House Budget Committee Chairman Paul Ryan’s budget has come under severe attack for daring to curtail some elements of the entitlement state. Although we are certainly not defenders of the plan’s details — it doesn’t even cut spending — what’s striking is how easily its supporters have been put on the moral defensive, and to how devastating an effect. In a column typical of the attacks on the Ryan budget, New York Times columnist Paul Krugman called the plan “cruel,” “heartless” and “mean-spirited.” Ryan “has talked a good game about taking care of those in need,” but that can’t be reconciled with cutting the welfare state.
It was nothing new: Every attempt to cut entitlements has been denounced as unethical and immoral. But this time there was a new twist.

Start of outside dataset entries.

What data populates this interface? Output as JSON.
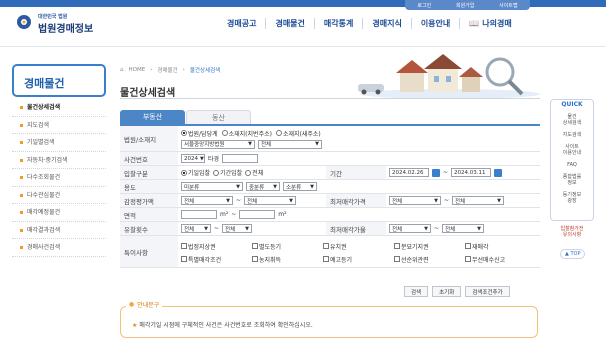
{
  "header": {
    "logo_small": "대한민국 법원",
    "logo_main": "법원경매정보",
    "top_links": [
      "로그인",
      "회원가입",
      "사이트맵"
    ],
    "gnb": [
      "경매공고",
      "경매물건",
      "매각통계",
      "경매지식",
      "이용안내"
    ],
    "mypage": "나의경매"
  },
  "sidebar": {
    "title": "경매물건",
    "items": [
      "물건상세검색",
      "지도검색",
      "기일별검색",
      "자동차·중기검색",
      "다수조회물건",
      "다수관심물건",
      "매각예정물건",
      "매각결과검색",
      "경매사건검색"
    ],
    "active_index": 0
  },
  "breadcrumb": [
    "HOME",
    "경매물건",
    "물건상세검색"
  ],
  "page_title": "물건상세검색",
  "tabs": [
    "부동산",
    "동산"
  ],
  "form": {
    "court_label": "법원/소재지",
    "court_radios": [
      "법원/담당계",
      "소재지(지번주소)",
      "소재지(새주소)"
    ],
    "court_select": "서울중앙지방법원",
    "court_select2": "전체",
    "case_label": "사건번호",
    "case_year": "2024",
    "case_suffix": "타경",
    "bid_label": "입찰구분",
    "bid_radios": [
      "기일입찰",
      "기간입찰",
      "전체"
    ],
    "period_label": "기간",
    "date_from": "2024.02.26",
    "date_to": "2024.03.11",
    "use_label": "용도",
    "use_select1": "미분류",
    "use_select2": "중분류",
    "use_select3": "소분류",
    "appraisal_label": "감정평가액",
    "lowest_label": "최저매각가격",
    "all": "전체",
    "area_label": "면적",
    "unit": "m²",
    "fail_label": "유찰횟수",
    "lowest_rate_label": "최저매각가율",
    "special_label": "특이사항",
    "special_items": [
      "법정지상권",
      "별도등기",
      "유치권",
      "분묘기지권",
      "재매각",
      "특별매각조건",
      "농지취득",
      "예고등기",
      "선순위관련",
      "무선매수신고"
    ],
    "tilde": "~"
  },
  "buttons": [
    "검색",
    "초기화",
    "검색조건추가"
  ],
  "notice": {
    "title": "안내문구",
    "text": "매각기일 시점에 구체적인 사건은 사건번호로 조회하여 확인하십시오."
  },
  "quick": {
    "title": "QUICK",
    "items": [
      "물건\n상세검색",
      "지도검색",
      "사이트\n이용안내",
      "FAQ",
      "종합법률\n정보",
      "등기정보\n광장"
    ],
    "extra": "입찰참가전\n유의사항",
    "top": "TOP"
  },
  "colors": {
    "accent": "#2f6bb8",
    "tab_active": "#4d86c7",
    "notice_border": "#f0c27a"
  }
}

The real motive behind the plan, critics say, is a philosophic opposition to entitlements — an opposition fueled by the ideas of the controversial philosopher Ayn Rand.

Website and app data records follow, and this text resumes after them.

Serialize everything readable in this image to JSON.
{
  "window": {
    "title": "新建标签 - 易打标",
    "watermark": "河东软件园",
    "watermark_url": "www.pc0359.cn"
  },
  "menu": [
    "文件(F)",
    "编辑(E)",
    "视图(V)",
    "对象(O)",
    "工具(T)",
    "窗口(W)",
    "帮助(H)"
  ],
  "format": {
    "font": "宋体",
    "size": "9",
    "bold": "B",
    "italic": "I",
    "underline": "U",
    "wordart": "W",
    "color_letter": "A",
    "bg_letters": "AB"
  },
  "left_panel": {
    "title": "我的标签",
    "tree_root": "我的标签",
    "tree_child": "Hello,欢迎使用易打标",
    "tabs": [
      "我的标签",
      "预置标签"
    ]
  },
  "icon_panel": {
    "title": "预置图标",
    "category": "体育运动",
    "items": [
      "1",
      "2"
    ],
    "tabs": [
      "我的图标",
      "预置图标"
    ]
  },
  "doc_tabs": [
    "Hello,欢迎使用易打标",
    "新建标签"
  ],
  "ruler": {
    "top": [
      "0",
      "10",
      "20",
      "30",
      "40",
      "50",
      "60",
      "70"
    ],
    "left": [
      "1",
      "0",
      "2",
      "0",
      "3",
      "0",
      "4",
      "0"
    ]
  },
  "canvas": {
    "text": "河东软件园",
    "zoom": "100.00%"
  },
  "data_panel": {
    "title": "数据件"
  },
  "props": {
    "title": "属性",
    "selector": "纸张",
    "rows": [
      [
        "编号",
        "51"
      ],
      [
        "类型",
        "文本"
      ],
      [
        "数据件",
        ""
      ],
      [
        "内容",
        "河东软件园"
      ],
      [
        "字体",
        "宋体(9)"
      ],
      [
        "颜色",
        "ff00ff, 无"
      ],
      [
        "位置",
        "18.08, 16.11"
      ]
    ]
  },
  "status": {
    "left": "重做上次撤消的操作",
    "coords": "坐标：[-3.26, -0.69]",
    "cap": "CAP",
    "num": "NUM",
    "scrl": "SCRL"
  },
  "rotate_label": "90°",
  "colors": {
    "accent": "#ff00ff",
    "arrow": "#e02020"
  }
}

Rand of course was both an uncompromising critic of the entitlement state and a preeminent champion of laissez-faire. But whatever influence Rand might have had on Ryan’s goal — he credits her with inspiring him to go into politics — one thing is for sure: Her arguments have been conspicuously absent in the budget debate. Frankly, that’s like going to war without a weapon. Rand’s ideas are indispensable in the struggle to limit government: they provide the key to answering the moral argument for the entitlement state.